Isa 62:1-5; Ps 89:4-29; Acts 13:16-25; Matt 1:1-25
Today’s three readings combined, sum up beautifully the context in which the Child Jesus will be born in the strange surroundings of a stable in Bethlehem. All is now about to fulfilled for each one of us, as we prepare this evening to celebrate the birth of God’s Son among us, as one of us.
This beautiful passage from Isaiah is a message of consolation, which can easily be applied to the Church and to all of us in the community of Christ, who look forward to the birth and the coming of our Saviour. It is interesting to note that integrity is seen as a precious gift needed by the Church as a whole, and by each one of us. Integrity means that we are everything we proclaim to be; that there is no hidden agenda, only total transparency: “What you see is all there is.”
The Second Reading from the Acts of the Apostles represents a speech, which St Paul gave on his first missionary journey to fellow Jews in the synagogue at Antioch.
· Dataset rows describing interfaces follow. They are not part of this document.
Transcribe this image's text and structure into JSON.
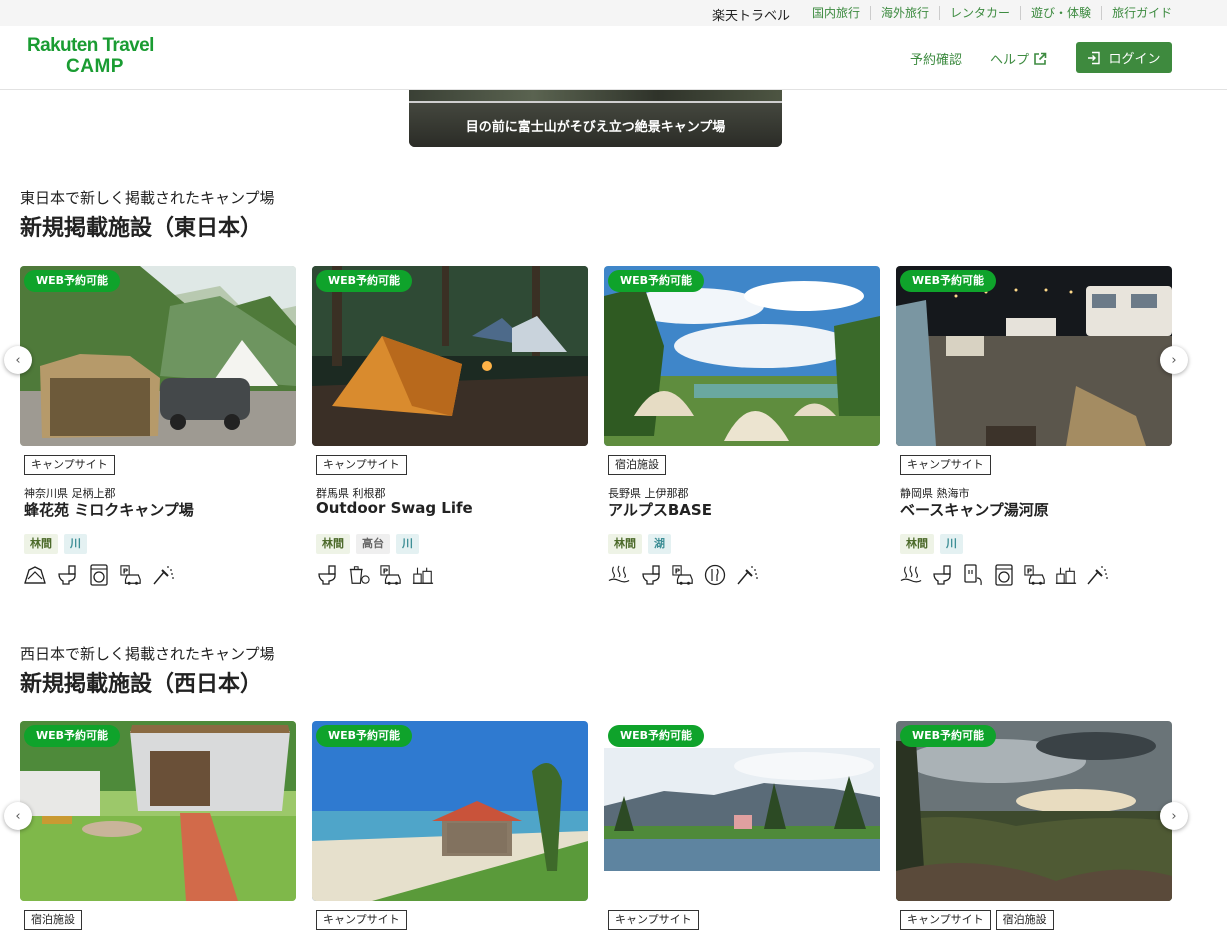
{
  "util_bar": {
    "brand": "楽天トラベル",
    "links": [
      "国内旅行",
      "海外旅行",
      "レンタカー",
      "遊び・体験",
      "旅行ガイド"
    ]
  },
  "header": {
    "logo_line1": "Rakuten Travel",
    "logo_line2": "CAMP",
    "reservation_label": "予約確認",
    "help_label": "ヘルプ",
    "login_label": "ログイン"
  },
  "banner": {
    "caption": "目の前に富士山がそびえ立つ絶景キャンプ場"
  },
  "sections": [
    {
      "subtitle": "東日本で新しく掲載されたキャンプ場",
      "title": "新規掲載施設（東日本）",
      "cards": [
        {
          "badge": "WEB予約可能",
          "categories": [
            "キャンプサイト"
          ],
          "location": "神奈川県 足柄上郡",
          "name": "蜂花苑 ミロクキャンプ場",
          "features": [
            {
              "label": "林間",
              "tone": "g"
            },
            {
              "label": "川",
              "tone": "b"
            }
          ],
          "amenities": [
            "tent-site-icon",
            "toilet-icon",
            "washing-machine-icon",
            "parking-icon",
            "shower-icon"
          ]
        },
        {
          "badge": "WEB予約可能",
          "categories": [
            "キャンプサイト"
          ],
          "location": "群馬県 利根郡",
          "name": "Outdoor Swag Life",
          "features": [
            {
              "label": "林間",
              "tone": "g"
            },
            {
              "label": "高台",
              "tone": "gr"
            },
            {
              "label": "川",
              "tone": "b"
            }
          ],
          "amenities": [
            "toilet-icon",
            "trash-icon",
            "parking-icon",
            "rental-icon"
          ]
        },
        {
          "badge": "WEB予約可能",
          "categories": [
            "宿泊施設"
          ],
          "location": "長野県 上伊那郡",
          "name": "アルプスBASE",
          "features": [
            {
              "label": "林間",
              "tone": "g"
            },
            {
              "label": "湖",
              "tone": "b"
            }
          ],
          "amenities": [
            "hot-spring-icon",
            "toilet-icon",
            "parking-icon",
            "restaurant-icon",
            "shower-icon"
          ]
        },
        {
          "badge": "WEB予約可能",
          "categories": [
            "キャンプサイト"
          ],
          "location": "静岡県 熱海市",
          "name": "ベースキャンプ湯河原",
          "features": [
            {
              "label": "林間",
              "tone": "g"
            },
            {
              "label": "川",
              "tone": "b"
            }
          ],
          "amenities": [
            "hot-spring-icon",
            "toilet-icon",
            "power-outlet-icon",
            "washing-machine-icon",
            "parking-icon",
            "rental-icon",
            "shower-icon"
          ]
        }
      ]
    },
    {
      "subtitle": "西日本で新しく掲載されたキャンプ場",
      "title": "新規掲載施設（西日本）",
      "cards": [
        {
          "badge": "WEB予約可能",
          "categories": [
            "宿泊施設"
          ]
        },
        {
          "badge": "WEB予約可能",
          "categories": [
            "キャンプサイト"
          ]
        },
        {
          "badge": "WEB予約可能",
          "categories": [
            "キャンプサイト"
          ]
        },
        {
          "badge": "WEB予約可能",
          "categories": [
            "キャンプサイト",
            "宿泊施設"
          ]
        }
      ]
    }
  ],
  "colors": {
    "brand_green": "#1a9c32",
    "link_green": "#3d8b40",
    "login_bg": "#3e8a3e",
    "web_badge": "#0fa32b"
  }
}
In it he gives a brief history of the Jewish people leading up to St John the Baptist and the appearance of Jesus, the Saviour of his people. Here too there is the emphasis on the continuity between the Jewish people and the emergence of Jesus as a Saviour arising from among them – their Saviour and ours.
Many find the genealogy a rather boring and incomprehensible list of unpronounceable names. However, by giving us this list of names St Matthew is emphasising, that Jesus’ lineage goes back to the very beginnings of Israelite history beginning with Abraham. Jesus is the natural continuation of God’s long connection and involvement in the history of his people. He is in fact the long awaited climax to that history. He is the Messiah King.
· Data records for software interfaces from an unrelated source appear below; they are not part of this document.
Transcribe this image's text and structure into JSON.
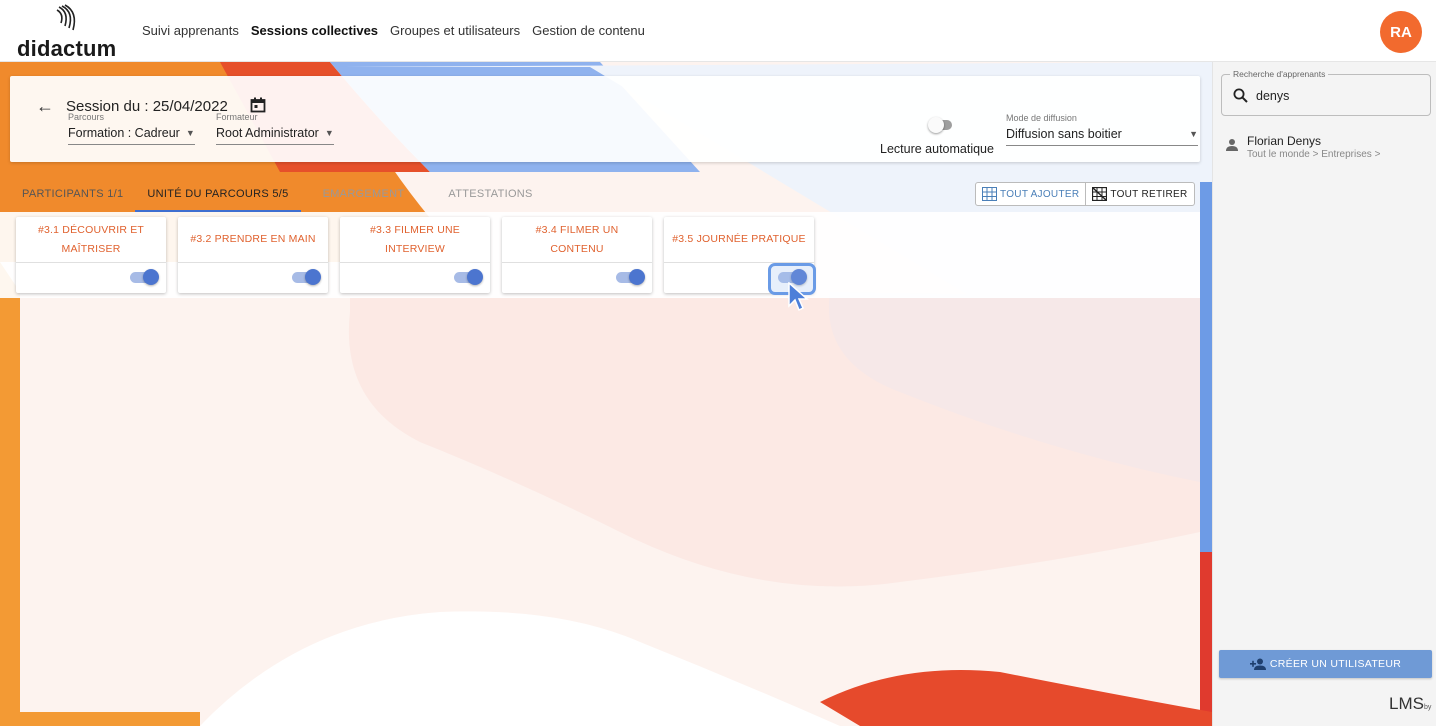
{
  "app": {
    "logo_text": "didactum",
    "avatar_initials": "RA"
  },
  "topnav": {
    "items": [
      {
        "label": "Suivi apprenants"
      },
      {
        "label": "Sessions collectives"
      },
      {
        "label": "Groupes et utilisateurs"
      },
      {
        "label": "Gestion de contenu"
      }
    ]
  },
  "session": {
    "title": "Session du : 25/04/2022",
    "parcours": {
      "label": "Parcours",
      "value": "Formation : Cadreur"
    },
    "formateur": {
      "label": "Formateur",
      "value": "Root Administrator"
    },
    "auto_read_label": "Lecture automatique",
    "diffusion": {
      "label": "Mode de diffusion",
      "value": "Diffusion sans boitier"
    }
  },
  "tabs": [
    {
      "label": "PARTICIPANTS 1/1"
    },
    {
      "label": "UNITÉ DU PARCOURS 5/5"
    },
    {
      "label": "EMARGEMENT"
    },
    {
      "label": "ATTESTATIONS"
    }
  ],
  "actions": {
    "add_all": "TOUT AJOUTER",
    "remove_all": "TOUT RETIRER"
  },
  "units": [
    {
      "title": "#3.1 DÉCOUVRIR ET MAÎTRISER",
      "enabled": true
    },
    {
      "title": "#3.2 PRENDRE EN MAIN",
      "enabled": true
    },
    {
      "title": "#3.3 FILMER UNE INTERVIEW",
      "enabled": true
    },
    {
      "title": "#3.4 FILMER UN CONTENU",
      "enabled": true
    },
    {
      "title": "#3.5 JOURNÉE PRATIQUE",
      "enabled": true
    }
  ],
  "sidebar": {
    "search": {
      "label": "Recherche d'apprenants",
      "value": "denys"
    },
    "results": [
      {
        "name": "Florian Denys",
        "path": "Tout le monde > Entreprises >"
      }
    ],
    "create_button": "CRÉER UN UTILISATEUR",
    "footer_brand": "LMS",
    "footer_by": "by"
  },
  "colors": {
    "accent_orange": "#e0622f",
    "primary_blue": "#4c75cf",
    "avatar": "#f26a2e"
  }
}
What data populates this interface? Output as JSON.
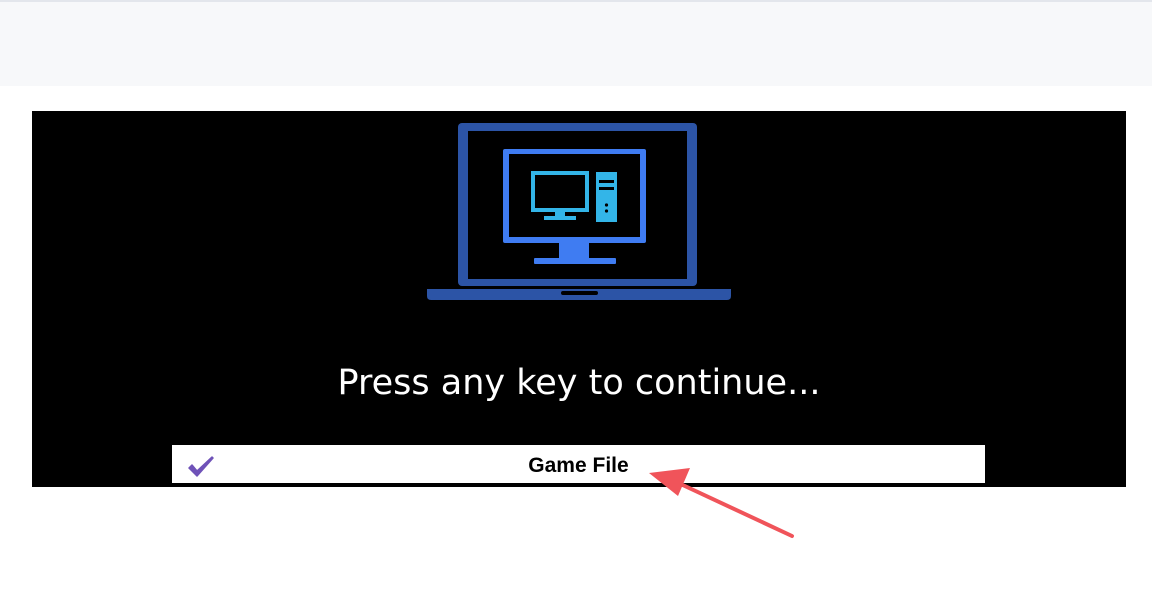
{
  "screen": {
    "prompt": "Press any key to continue...",
    "loaded_file": {
      "label": "Game File",
      "status_icon": "checkmark-icon"
    }
  },
  "illustration": {
    "name": "laptop-with-computer-icon",
    "colors": {
      "laptop": "#2c54a6",
      "monitor_frame": "#3f7cf2",
      "inner_screen": "#33b5e8",
      "background": "#000000"
    }
  },
  "annotation": {
    "type": "arrow",
    "color": "#f0545a",
    "points_to": "Game File"
  },
  "colors": {
    "topbar": "#f7f8fa",
    "check": "#6f52b8"
  }
}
This is further emphasised by his telling in the second part of the Gospel how Jesus came to be. Clearly, the agent of bringing the new life into existence is not St Joseph, but God himself. It is God who is the Father of the Child and Mary is his mother. This is the Incarnation, when the Word of God is made flesh and begins to live among us.
Again and again it astonishes us that God makes himself a child so that we may love him, so that we may dare to love him, and as a child trustingly lets himself be taken into our arms. It is as if God were saying: I know that my glory frightens you, and that you are trying to assert yourself in the face of my grandeur. So now I am coming to you as a child, so that you can accept me and love me.
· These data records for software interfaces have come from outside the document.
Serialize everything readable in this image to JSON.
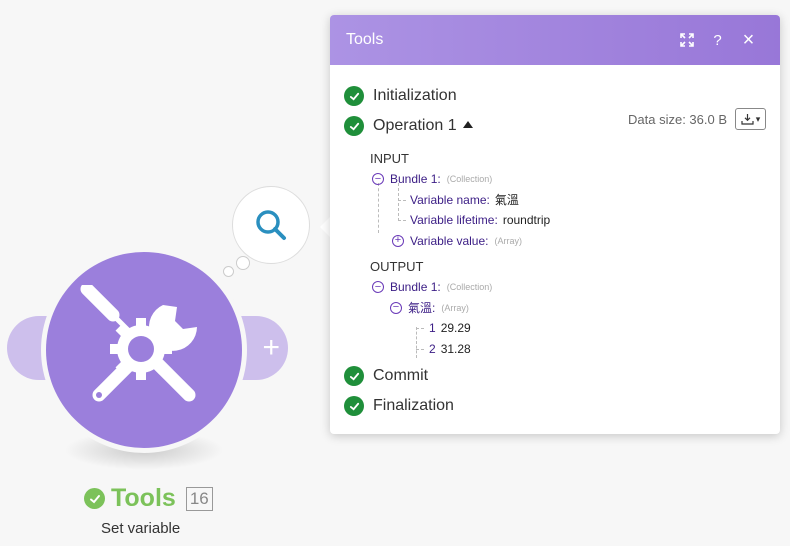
{
  "module": {
    "title": "Tools",
    "badge": "16",
    "subtitle": "Set variable",
    "status": "success",
    "color": "#9b7fdc",
    "icon": "tools-icon",
    "add_icon": "plus-icon",
    "inspect_icon": "search-icon"
  },
  "panel": {
    "title": "Tools",
    "header_buttons": [
      "expand-icon",
      "help-icon",
      "close-icon"
    ],
    "help_label": "?",
    "close_label": "×",
    "data_size_label": "Data size: 36.0 B",
    "steps": [
      {
        "label": "Initialization",
        "status": "success"
      },
      {
        "label": "Operation 1",
        "status": "success"
      },
      {
        "label": "Commit",
        "status": "success"
      },
      {
        "label": "Finalization",
        "status": "success"
      }
    ],
    "input": {
      "heading": "INPUT",
      "bundle_label": "Bundle 1:",
      "bundle_type": "(Collection)",
      "items": [
        {
          "key": "Variable name:",
          "value": "氣溫"
        },
        {
          "key": "Variable lifetime:",
          "value": "roundtrip"
        },
        {
          "key": "Variable value:",
          "type": "(Array)"
        }
      ]
    },
    "output": {
      "heading": "OUTPUT",
      "bundle_label": "Bundle 1:",
      "bundle_type": "(Collection)",
      "array_key": "氣溫:",
      "array_type": "(Array)",
      "values": [
        {
          "index": "1",
          "value": "29.29"
        },
        {
          "index": "2",
          "value": "31.28"
        }
      ]
    }
  }
}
At this hour, let us ask him to touch our hearts with the holy curiosity and the holy joy of the shepherds, and thus, let us go over joyfully to Bethlehem, to the Lord who today once more comes to meet us.
I wish you all a very happy Christmas, filled with peace and joy.